Problem statement:
Pull every line from the records that has the word "title" in it.

Given records:
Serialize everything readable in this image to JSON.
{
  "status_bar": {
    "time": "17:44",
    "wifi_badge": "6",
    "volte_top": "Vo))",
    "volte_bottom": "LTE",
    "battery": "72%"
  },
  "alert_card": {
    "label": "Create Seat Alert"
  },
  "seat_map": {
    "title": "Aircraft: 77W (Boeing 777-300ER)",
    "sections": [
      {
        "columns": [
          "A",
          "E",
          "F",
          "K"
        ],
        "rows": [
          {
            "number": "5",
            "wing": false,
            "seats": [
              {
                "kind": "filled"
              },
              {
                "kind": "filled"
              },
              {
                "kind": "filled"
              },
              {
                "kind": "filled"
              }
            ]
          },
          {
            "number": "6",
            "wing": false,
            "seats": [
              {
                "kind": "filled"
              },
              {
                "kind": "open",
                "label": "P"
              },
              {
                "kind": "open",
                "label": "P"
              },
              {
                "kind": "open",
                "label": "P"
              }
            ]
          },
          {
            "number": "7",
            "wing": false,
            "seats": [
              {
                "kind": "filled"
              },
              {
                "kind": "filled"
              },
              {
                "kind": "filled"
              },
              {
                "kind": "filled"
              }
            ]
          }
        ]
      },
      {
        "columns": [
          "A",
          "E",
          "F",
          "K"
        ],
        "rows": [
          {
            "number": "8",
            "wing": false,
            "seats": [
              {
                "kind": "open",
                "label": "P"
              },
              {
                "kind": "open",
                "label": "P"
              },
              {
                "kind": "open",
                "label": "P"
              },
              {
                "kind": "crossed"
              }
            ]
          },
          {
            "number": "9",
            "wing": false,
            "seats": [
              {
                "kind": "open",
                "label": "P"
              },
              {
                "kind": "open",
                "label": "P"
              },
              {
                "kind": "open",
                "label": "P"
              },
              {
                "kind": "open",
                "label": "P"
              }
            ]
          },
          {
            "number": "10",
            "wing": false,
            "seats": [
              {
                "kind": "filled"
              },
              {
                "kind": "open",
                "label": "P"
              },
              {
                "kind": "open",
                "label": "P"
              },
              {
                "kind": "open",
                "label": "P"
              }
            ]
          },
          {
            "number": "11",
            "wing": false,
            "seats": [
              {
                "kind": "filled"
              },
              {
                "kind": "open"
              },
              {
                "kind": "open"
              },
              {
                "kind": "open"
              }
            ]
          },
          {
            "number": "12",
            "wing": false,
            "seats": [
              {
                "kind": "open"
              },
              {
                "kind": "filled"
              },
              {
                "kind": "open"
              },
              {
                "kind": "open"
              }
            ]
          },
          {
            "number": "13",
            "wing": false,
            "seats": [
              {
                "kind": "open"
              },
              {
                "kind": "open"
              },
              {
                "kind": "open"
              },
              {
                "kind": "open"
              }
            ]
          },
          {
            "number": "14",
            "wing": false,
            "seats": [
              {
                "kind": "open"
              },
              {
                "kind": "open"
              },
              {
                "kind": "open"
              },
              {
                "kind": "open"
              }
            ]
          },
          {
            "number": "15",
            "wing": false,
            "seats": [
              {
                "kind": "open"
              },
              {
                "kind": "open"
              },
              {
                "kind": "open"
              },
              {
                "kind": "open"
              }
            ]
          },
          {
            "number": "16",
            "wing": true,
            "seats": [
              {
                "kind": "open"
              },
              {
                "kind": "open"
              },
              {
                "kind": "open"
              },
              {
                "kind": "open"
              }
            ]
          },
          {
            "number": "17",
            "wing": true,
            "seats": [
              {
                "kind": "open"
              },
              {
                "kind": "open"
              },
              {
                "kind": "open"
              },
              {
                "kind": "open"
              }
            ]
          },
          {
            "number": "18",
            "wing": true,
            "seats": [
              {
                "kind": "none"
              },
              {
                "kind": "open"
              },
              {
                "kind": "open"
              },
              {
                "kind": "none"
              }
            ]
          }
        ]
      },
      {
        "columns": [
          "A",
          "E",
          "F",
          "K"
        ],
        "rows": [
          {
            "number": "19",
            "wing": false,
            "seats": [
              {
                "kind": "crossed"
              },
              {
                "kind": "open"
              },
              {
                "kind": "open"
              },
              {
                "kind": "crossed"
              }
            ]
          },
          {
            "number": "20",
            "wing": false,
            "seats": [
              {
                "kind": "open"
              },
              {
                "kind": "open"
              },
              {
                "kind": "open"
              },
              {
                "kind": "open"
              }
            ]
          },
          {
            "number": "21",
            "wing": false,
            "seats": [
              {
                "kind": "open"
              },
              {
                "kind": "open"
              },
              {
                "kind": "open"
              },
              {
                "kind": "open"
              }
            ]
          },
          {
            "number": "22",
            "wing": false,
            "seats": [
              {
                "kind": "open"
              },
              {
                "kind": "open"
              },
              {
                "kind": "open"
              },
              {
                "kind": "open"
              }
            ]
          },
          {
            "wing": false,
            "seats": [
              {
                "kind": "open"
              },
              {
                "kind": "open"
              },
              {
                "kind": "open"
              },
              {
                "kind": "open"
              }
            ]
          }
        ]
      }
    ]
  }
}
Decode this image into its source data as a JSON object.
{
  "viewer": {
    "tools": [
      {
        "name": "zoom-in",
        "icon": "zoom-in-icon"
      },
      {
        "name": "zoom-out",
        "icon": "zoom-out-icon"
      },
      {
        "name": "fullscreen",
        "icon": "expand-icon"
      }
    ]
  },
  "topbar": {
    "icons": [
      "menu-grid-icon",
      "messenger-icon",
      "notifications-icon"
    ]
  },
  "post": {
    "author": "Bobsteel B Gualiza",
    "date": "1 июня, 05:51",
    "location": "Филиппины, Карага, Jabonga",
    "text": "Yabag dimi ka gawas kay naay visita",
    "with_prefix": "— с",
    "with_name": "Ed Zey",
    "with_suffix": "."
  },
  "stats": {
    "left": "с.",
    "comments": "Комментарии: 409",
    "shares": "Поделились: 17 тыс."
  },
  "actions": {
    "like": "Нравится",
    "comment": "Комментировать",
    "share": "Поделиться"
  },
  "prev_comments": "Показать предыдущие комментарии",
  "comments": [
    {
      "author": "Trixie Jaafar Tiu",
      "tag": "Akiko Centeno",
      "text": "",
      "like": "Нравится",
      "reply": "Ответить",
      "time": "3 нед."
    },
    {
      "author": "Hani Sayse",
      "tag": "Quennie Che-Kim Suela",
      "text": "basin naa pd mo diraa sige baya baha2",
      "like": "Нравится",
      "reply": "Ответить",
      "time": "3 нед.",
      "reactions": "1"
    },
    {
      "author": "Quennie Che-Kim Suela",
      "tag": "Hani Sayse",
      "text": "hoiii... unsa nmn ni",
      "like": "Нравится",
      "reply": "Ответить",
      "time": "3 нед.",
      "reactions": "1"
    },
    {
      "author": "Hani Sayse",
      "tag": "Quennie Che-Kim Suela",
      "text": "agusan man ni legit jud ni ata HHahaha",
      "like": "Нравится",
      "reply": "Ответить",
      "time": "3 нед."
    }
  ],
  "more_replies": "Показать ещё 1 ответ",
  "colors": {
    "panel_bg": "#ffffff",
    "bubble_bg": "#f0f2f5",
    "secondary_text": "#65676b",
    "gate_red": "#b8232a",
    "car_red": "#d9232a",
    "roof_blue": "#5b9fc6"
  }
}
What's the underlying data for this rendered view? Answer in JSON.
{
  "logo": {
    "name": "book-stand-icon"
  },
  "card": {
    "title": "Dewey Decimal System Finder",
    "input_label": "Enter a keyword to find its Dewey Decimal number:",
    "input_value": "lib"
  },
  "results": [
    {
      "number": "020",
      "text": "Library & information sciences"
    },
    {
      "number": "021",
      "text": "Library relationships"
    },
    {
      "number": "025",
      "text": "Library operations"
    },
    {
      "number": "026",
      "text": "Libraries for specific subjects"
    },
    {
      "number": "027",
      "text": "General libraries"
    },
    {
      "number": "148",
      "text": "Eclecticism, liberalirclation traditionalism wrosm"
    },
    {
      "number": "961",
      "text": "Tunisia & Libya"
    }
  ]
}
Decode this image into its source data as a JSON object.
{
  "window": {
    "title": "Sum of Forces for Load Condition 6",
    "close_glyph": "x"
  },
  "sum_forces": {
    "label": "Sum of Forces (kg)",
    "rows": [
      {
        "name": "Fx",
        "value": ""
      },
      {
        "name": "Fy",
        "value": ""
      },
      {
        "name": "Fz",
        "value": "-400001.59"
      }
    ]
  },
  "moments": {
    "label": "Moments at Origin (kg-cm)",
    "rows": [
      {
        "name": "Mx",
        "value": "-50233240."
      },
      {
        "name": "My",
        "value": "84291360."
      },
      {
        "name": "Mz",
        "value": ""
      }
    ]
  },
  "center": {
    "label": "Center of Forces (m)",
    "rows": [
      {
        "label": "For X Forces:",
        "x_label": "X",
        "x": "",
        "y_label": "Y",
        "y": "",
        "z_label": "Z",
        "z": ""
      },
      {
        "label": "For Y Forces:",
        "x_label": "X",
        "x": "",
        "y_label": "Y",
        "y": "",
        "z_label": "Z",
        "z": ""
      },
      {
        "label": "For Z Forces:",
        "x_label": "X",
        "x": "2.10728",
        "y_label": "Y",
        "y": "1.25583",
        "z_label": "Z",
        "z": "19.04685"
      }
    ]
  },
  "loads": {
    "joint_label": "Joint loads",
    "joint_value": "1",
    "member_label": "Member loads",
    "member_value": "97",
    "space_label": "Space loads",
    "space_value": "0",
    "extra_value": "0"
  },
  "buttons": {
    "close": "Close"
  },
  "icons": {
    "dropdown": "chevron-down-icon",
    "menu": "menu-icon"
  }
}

Problem solution:
    "title": "Aircraft: 77W (Boeing 777-300ER)",
    "title": "Dewey Decimal System Finder",
    "title": "Sum of Forces for Load Condition 6",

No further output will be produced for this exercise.